Topics: Cybersecurity

ESG Digital Work Survey – Cybersecurity Takeaways

ESG recently completed an interesting study where, rather than surveying IT buyers and practitioners as is normally the case, we targeted employees in non-IT roles like sales, human resources, marketing, and finance. This provided a view of how the typical worker thinks about technology and the impact it has on their professional life. While a lot of the survey focused on end-user focused processes and technologies (mobile devices, applications, voice assistants), respondents were also asked for their perspectives on cybersecurity.

Topics: Cybersecurity

Exploring the Cloud-native Aspect of Elastic Cloud Gateways

In a previous blog, I discussed the multi-channel coverage of the elastic cloud gateway (ECG) architecture. In short, ECGs consolidate the functionality of multiple point products to improve centralized visibility and control over an organization’s traffic – be it network, web, or cloud application-based. A key enabler of this consolidation is the microservices architecture of ECGs and the inherent scalability that comes from a cloud-native approach.

Topics: Cybersecurity

Palo Alto Networks Announces DLP and SD-WAN Capabilities to Further Its Elastic Cloud Gateway Architecture

When ESG began discussing the elastic cloud gateway (ECG) architecture in July, one of the key questions we were asked centered on SD-WAN and the importance of the convergence of networking and security. The short answer is that while strong integrations between networking and SD-WAN functionality and security capabilities are clearly necessary, partnerships will be the predominant route for the next few years. Sure, there are vendors that will provide both, be they someone like Cisco that has both networking and security capabilities, or smaller upstarts like Cato Networks. But our feeling was that those would be the exceptions, not the rule.

Topics: Cybersecurity

Time Flies…Recapping McAfee’s MPOWER 2019

McAfee chose “time” as the overarching theme of its 2019 MPower conference, held the week of October 2 in Las Vegas. The idea of the theme being that time is central to everything we do in the cybersecurity industry. Attackers look to increase dwell time while security teams try to reduce mean time to detect (MTTD) and mean time to response (MTTR). For what it's worth, I felt that my time attending was well-spent. McAfee’s always done a good job focusing its message and approach for these types of events, and this year was no different. The major announcements focused on cloud and analytics, with a bit of open architectures and partnerships included as well – all top of mind priorities for security practitioners.

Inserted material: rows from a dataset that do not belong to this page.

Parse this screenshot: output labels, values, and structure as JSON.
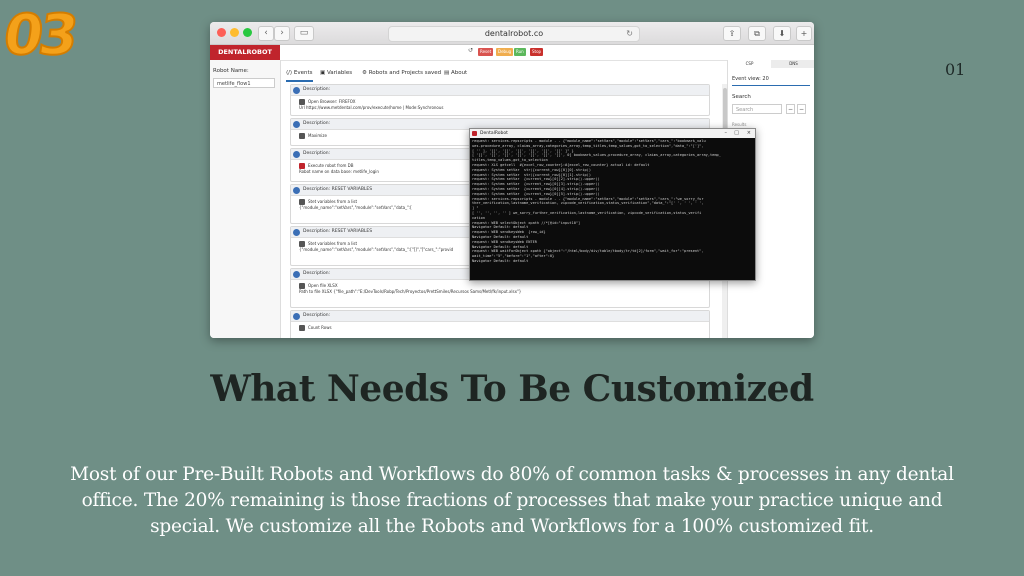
{
  "badge": "03",
  "page_number": "01",
  "heading": "What Needs To Be Customized",
  "body": "Most of our Pre-Built Robots and Workflows do 80% of common tasks & processes in any dental office. The 20% remaining is those fractions of processes that make your practice unique and special. We customize all the Robots and Workflows for a 100% customized fit.",
  "browser": {
    "url": "dentalrobot.co",
    "back": "‹",
    "forward": "›",
    "share": "⇪",
    "tabs": "⧉",
    "download": "⬇",
    "new_tab": "+"
  },
  "app": {
    "logo": "DENTALROBOT",
    "toolbar": {
      "btn1": "Reset",
      "btn2": "Debug",
      "btn3": "Run",
      "btn4": "Stop"
    },
    "robot_name_label": "Robot Name:",
    "robot_name_value": "metlife_flow1",
    "tabs": {
      "events": "Events",
      "variables": "Variables",
      "robots": "Robots and Projects saved",
      "about": "About"
    },
    "cards": [
      {
        "head": "Description:",
        "l1": "Open Browser: FIREFOX",
        "l2": "Url https://www.metdental.com/prov/execute/home | Mode:Synchronous"
      },
      {
        "head": "Description:",
        "l1": "Maximize",
        "l2": ""
      },
      {
        "head": "Description:",
        "l1": "Execute robot from DB",
        "l2": "Robot name on data base: metlife_login"
      },
      {
        "head": "Description: RESET VARIABLES",
        "l1": "Stet variables from a list",
        "l2": "{\"module_name\":\"setVars\",\"module\":\"setVars\",\"data_\":["
      },
      {
        "head": "Description: RESET VARIABLES",
        "l1": "Stet variables from a list",
        "l2": "{\"module_name\":\"setVars\",\"module\":\"setVars\",\"data_\":[\"[]\",\"[\"cars_\":\"provid"
      },
      {
        "head": "Description:",
        "l1": "Open file XLSX",
        "l2": "Path to file XLSX {\"file_path\":\"E:/DevTools/Robp/Tech/Proyectos/PrettSmiles/Recursos Sams/Metl/fk/input.xlsx\"}"
      },
      {
        "head": "Description:",
        "l1": "Count Rows",
        "l2": ""
      }
    ],
    "right_panel": {
      "tab1": "CSP",
      "tab2": "DNS",
      "event_view": "Event view: 20",
      "search_label": "Search",
      "search_placeholder": "Search",
      "results": "Results"
    },
    "console": {
      "title": "DentalRobot",
      "lines": [
        "request: services.repscripts - module - - {\"module_name\":\"setVars\",\"module\":\"setVars\",\"cars_\":\"bookmark_valu",
        "ues.procedure_array, claims_array,categories_array,temp_titles,temp_values,got_to_selection\",\"data_\":\"[']\",",
        "[ '' ], '[]', '[]', '[]', '[]', '[]', '[]' ]\" }",
        "[ '[]', '[]', '[]', '[]', '[]', '[]', '[]', 0] bookmark_values,procedure_array, claims_array,categories_array,temp_",
        "titles,temp_values,got_to_selection",
        "request: XLS getcell  #{excel_row_counter}:#{excel_row_counter} actual id: default",
        "request: System setVar  str({current_row}[0][0].strip()",
        "request: System setVar  str({current_row}[0][1].strip()",
        "request: System setVar  {current_row}[0][2].strip().upper()",
        "request: System setVar  {current_row}[0][3].strip().upper()",
        "request: System setVar  {current_row}[0][4].strip().upper()",
        "request: System setVar  {current_row}[0][5].strip().upper()",
        "request: services.repscripts - module - - {\"module_name\":\"setVars\",\"module\":\"setVars\",\"cars_\":\"we_sorry_fur",
        "ther_verification,lastname_verification, zipcode_verification,status_verification\",\"data_\":\"[' ', ' ', ' ',",
        "] \"",
        "[ '', '', '', '' ] we_sorry_further_verification,lastname_verification, zipcode_verification,status_verifi",
        "cation",
        "request: WEB selectObject xpath //*[@id=\"input10\"]",
        "Navigator Default: default",
        "request: WEB sendkeysWeb  {row_id}",
        "Navigator Default: default",
        "request: WEB sendkeysWeb ENTER",
        "Navigator Default: default",
        "request: WEB waitForObject xpath {\"object\":\"/html/body/div/table/tbody/tr/td[2]/form\",\"wait_for\":\"present\",",
        "wait_time\":\"5\",\"before\":\"1\",\"after\":0}",
        "Navigator Default: default"
      ]
    }
  }
}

Topics: Cybersecurity

Recapping Juniper's Industry Analyst Day

I had the opportunity to attend Juniper’s analyst event at its Sunnyvale, California headquarters on September 10. Truth be told, Juniper has been fairly quiet on the security front for the last few years, so I was interested to get up to speed on the company’s direction. Juniper divested the Pulse Secure portion of its portfolio in 2014 and since that time has not always articulated a consistent vision around, or emphasis on, security. My impression after listening to CEO Rami Rahim and CTO Bikash Koley lay out Juniper’s corporate vision and how the Connected Security approach ties in, is that they do see security as a core component of the overall strategy, especially as it relates to expanding the company’s enterprise footprint. Admittedly, there weren’t a lot of specifics provided relative to security announcements, but I’m an optimist and believe there will be some meat put on the bone sooner rather than later.

Topics: Cybersecurity